Mondaq’s Rights and Obligations

Unless otherwise expressly set out to the contrary, nothing in these Terms shall serve to transfer from Mondaq to you, any Intellectual Property Rights owned by and/or licensed to Mondaq and all rights, title and interest in and to such Intellectual Property Rights will remain exclusively with Mondaq and/or its licensors.

Mondaq shall use its reasonable endeavours to make the Website and Services available to you at all times, but we cannot guarantee an uninterrupted and fault free service.

Mondaq reserves the right to make changes to the services and/or the Website or part thereof, from time to time, and we may add, remove, modify and/or vary any elements of features and functionalities of the Website or the services.

Mondaq also reserves the right from time to time to monitor your Use of the Website and/or services.

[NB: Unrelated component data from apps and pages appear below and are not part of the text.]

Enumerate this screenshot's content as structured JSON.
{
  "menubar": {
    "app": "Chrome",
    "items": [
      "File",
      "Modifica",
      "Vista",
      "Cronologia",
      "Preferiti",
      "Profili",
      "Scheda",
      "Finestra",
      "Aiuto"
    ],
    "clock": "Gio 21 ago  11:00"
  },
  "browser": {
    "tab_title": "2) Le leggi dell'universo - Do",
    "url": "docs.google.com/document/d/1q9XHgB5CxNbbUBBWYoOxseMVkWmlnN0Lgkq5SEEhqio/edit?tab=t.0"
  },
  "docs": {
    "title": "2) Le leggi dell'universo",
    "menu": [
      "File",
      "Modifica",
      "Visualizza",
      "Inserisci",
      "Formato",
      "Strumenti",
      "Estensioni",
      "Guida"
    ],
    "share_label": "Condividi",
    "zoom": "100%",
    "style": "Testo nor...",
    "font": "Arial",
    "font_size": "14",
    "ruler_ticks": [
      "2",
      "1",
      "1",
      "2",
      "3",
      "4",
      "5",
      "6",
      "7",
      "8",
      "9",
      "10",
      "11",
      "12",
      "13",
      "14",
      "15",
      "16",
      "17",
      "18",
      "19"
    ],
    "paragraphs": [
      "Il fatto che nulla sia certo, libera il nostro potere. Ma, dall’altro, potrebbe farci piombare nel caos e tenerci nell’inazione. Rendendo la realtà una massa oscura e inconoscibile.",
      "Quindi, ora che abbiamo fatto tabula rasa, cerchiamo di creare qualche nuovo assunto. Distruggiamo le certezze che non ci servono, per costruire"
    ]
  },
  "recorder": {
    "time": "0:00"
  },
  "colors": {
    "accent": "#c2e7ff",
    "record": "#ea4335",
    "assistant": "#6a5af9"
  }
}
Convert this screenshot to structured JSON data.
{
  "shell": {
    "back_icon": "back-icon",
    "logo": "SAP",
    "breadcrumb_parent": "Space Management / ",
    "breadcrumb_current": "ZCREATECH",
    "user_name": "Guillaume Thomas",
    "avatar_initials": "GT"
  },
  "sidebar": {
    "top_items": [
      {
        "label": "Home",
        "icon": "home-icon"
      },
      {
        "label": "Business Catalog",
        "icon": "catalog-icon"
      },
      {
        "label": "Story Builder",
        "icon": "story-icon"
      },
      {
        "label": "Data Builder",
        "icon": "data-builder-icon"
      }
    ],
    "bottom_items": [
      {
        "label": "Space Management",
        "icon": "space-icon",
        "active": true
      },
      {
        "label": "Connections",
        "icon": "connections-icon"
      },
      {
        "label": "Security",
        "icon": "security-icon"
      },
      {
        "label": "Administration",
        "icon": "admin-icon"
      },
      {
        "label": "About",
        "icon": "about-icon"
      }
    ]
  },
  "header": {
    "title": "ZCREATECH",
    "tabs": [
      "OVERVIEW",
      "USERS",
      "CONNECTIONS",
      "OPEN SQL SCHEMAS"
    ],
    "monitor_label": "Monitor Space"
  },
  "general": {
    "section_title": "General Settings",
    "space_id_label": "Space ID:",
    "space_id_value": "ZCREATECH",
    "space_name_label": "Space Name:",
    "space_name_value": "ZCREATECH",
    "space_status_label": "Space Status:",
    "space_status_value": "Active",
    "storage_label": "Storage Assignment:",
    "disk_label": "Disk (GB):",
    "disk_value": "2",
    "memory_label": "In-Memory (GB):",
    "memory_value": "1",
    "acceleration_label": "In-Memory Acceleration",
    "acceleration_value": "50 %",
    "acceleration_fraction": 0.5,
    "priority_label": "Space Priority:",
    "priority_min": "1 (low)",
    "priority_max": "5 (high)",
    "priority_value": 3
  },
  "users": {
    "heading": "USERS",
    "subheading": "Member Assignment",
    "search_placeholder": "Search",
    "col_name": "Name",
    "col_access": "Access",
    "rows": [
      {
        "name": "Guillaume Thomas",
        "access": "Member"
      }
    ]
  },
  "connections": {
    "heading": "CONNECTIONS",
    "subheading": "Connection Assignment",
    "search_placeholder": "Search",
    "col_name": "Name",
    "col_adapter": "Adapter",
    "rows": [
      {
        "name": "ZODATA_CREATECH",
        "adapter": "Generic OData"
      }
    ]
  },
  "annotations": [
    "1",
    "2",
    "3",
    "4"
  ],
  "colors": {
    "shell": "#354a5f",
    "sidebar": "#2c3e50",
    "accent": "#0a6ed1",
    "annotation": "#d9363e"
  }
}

The Content is general information only. It is not intended to constitute legal advice or seek to be the complete and comprehensive statement of the law, nor is it intended to address your specific requirements or provide advice on which reliance should be placed. Mondaq and/or its Contributors and other suppliers make no representations about the suitability of the information contained in the Content for any purpose. All Content provided "as is" without warranty of any kind. Mondaq and/or its Contributors and other suppliers hereby exclude and disclaim all representations, warranties or guarantees with regard to the Content, including all implied warranties and conditions of merchantability, fitness for a particular purpose, title and non-infringement. To the maximum extent permitted by law, Mondaq expressly excludes all representations, warranties, obligations, and liabilities arising out of or in connection with all Content. In no event shall Mondaq and/or its respective suppliers be liable for any special, indirect or consequential damages or any damages whatsoever resulting from loss of use, data or profits, whether in an action of contract, negligence or other tortious action, arising out of or in connection with the use of the Content or performance of Mondaq’s Services.

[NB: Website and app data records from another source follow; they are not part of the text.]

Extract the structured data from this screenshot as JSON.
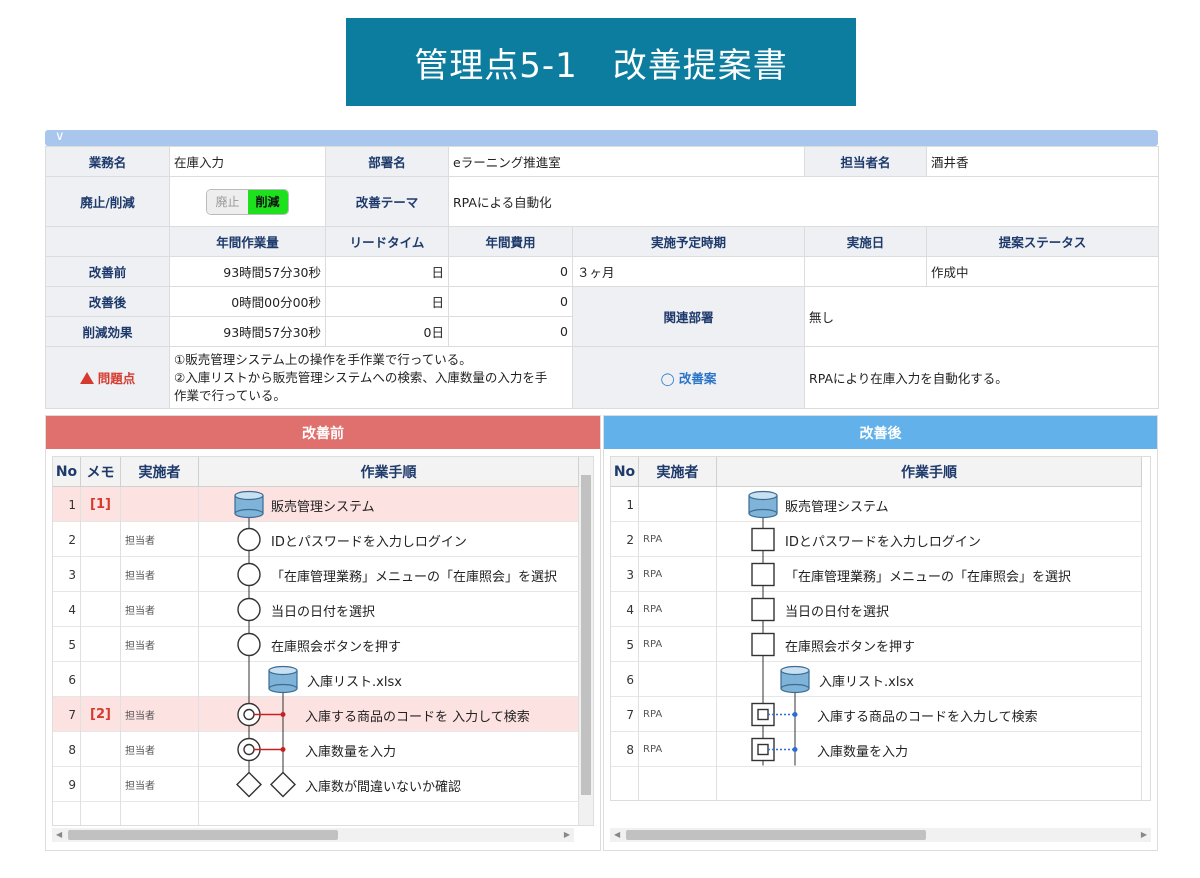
{
  "title": "管理点5-1　改善提案書",
  "info": {
    "job_label": "業務名",
    "job_value": "在庫入力",
    "dept_label": "部署名",
    "dept_value": "eラーニング推進室",
    "owner_label": "担当者名",
    "owner_value": "酒井香",
    "abolish_label": "廃止/削減",
    "toggle_off": "廃止",
    "toggle_on": "削減",
    "theme_label": "改善テーマ",
    "theme_value": "RPAによる自動化",
    "col_annual": "年間作業量",
    "col_lead": "リードタイム",
    "col_cost": "年間費用",
    "col_planned": "実施予定時期",
    "col_done": "実施日",
    "col_status": "提案ステータス",
    "before_label": "改善前",
    "before_annual": "93時間57分30秒",
    "before_lead": "日",
    "before_cost": "0",
    "planned_value": "３ヶ月",
    "status_value": "作成中",
    "after_label": "改善後",
    "after_annual": "0時間00分00秒",
    "after_lead": "日",
    "after_cost": "0",
    "related_label": "関連部署",
    "related_value": "無し",
    "effect_label": "削減効果",
    "effect_annual": "93時間57分30秒",
    "effect_lead": "0日",
    "effect_cost": "0",
    "problem_label": "問題点",
    "problem_line1": "①販売管理システム上の操作を手作業で行っている。",
    "problem_line2": "②入庫リストから販売管理システムへの検索、入庫数量の入力を手",
    "problem_line3": "作業で行っている。",
    "proposal_label": "改善案",
    "proposal_value": "RPAにより在庫入力を自動化する。"
  },
  "before_panel": {
    "title": "改善前",
    "headers": {
      "no": "No",
      "memo": "メモ",
      "actor": "実施者",
      "steps": "作業手順"
    },
    "rows": [
      {
        "no": "1",
        "memo": "[1]",
        "actor": "",
        "step": "販売管理システム"
      },
      {
        "no": "2",
        "memo": "",
        "actor": "担当者",
        "step": "IDとパスワードを入力しログイン"
      },
      {
        "no": "3",
        "memo": "",
        "actor": "担当者",
        "step": "「在庫管理業務」メニューの「在庫照会」を選択"
      },
      {
        "no": "4",
        "memo": "",
        "actor": "担当者",
        "step": "当日の日付を選択"
      },
      {
        "no": "5",
        "memo": "",
        "actor": "担当者",
        "step": "在庫照会ボタンを押す"
      },
      {
        "no": "6",
        "memo": "",
        "actor": "",
        "step": "入庫リスト.xlsx"
      },
      {
        "no": "7",
        "memo": "[2]",
        "actor": "担当者",
        "step": "入庫する商品のコードを 入力して検索"
      },
      {
        "no": "8",
        "memo": "",
        "actor": "担当者",
        "step": "入庫数量を入力"
      },
      {
        "no": "9",
        "memo": "",
        "actor": "担当者",
        "step": "入庫数が間違いないか確認"
      }
    ]
  },
  "after_panel": {
    "title": "改善後",
    "headers": {
      "no": "No",
      "actor": "実施者",
      "steps": "作業手順"
    },
    "rows": [
      {
        "no": "1",
        "actor": "",
        "step": "販売管理システム"
      },
      {
        "no": "2",
        "actor": "RPA",
        "step": "IDとパスワードを入力しログイン"
      },
      {
        "no": "3",
        "actor": "RPA",
        "step": "「在庫管理業務」メニューの「在庫照会」を選択"
      },
      {
        "no": "4",
        "actor": "RPA",
        "step": "当日の日付を選択"
      },
      {
        "no": "5",
        "actor": "RPA",
        "step": "在庫照会ボタンを押す"
      },
      {
        "no": "6",
        "actor": "",
        "step": "入庫リスト.xlsx"
      },
      {
        "no": "7",
        "actor": "RPA",
        "step": "入庫する商品のコードを入力して検索"
      },
      {
        "no": "8",
        "actor": "RPA",
        "step": "入庫数量を入力"
      }
    ]
  },
  "colors": {
    "banner": "#0c7d9f",
    "before_header": "#e0706d",
    "after_header": "#62b1ea",
    "highlight_row": "#fde2e2"
  }
}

Mondaq may alter or amend these Terms by amending them on the Website. By continuing to Use the Services and/or the Website after such amendment, you will be deemed to have accepted any amendment to these Terms.

These Terms shall be governed by and construed in accordance with the laws of England and Wales and you irrevocably submit to the exclusive jurisdiction of the courts of England and Wales to settle any dispute which may arise out of or in connection with these Terms. If you live outside the United Kingdom, English law shall apply only to the extent that English law shall not deprive you of any legal protection accorded in accordance with the law of the place where you are habitually resident ("Local Law"). In the event English law deprives you of any legal protection which is accorded to you under Local Law, then these terms shall be governed by Local Law and any dispute or claim arising out of or in connection with these Terms shall be subject to the non-exclusive jurisdiction of the courts where you are habitually resident.

You may print and keep a copy of these Terms, which form the entire agreement between you and Mondaq and supersede any other communications or advertising in respect of the Service and/or the Website.

No delay in exercising or non-exercise by you and/or Mondaq of any of its rights under or in connection with these Terms shall operate as a waiver or release of each of your or Mondaq’s right. Rather, any such waiver or release must be specifically granted in writing signed by the party granting it.

If any part of these Terms is held unenforceable, that part shall be enforced to the maximum extent permissible so as to give effect to the intent of the parties, and the Terms shall continue in full force and effect.

Mondaq shall not incur any liability to you on account of any loss or damage resulting from any delay or failure to perform all or any part of these Terms if such delay or failure is caused, in whole or in part, by events, occurrences, or causes beyond the control of Mondaq. Such events, occurrences or causes will include, without limitation, acts of God, strikes, lockouts, server and network failure, riots, acts of war, earthquakes, fire and explosions.

By clicking Register you state you have read and agree to our Terms and Conditions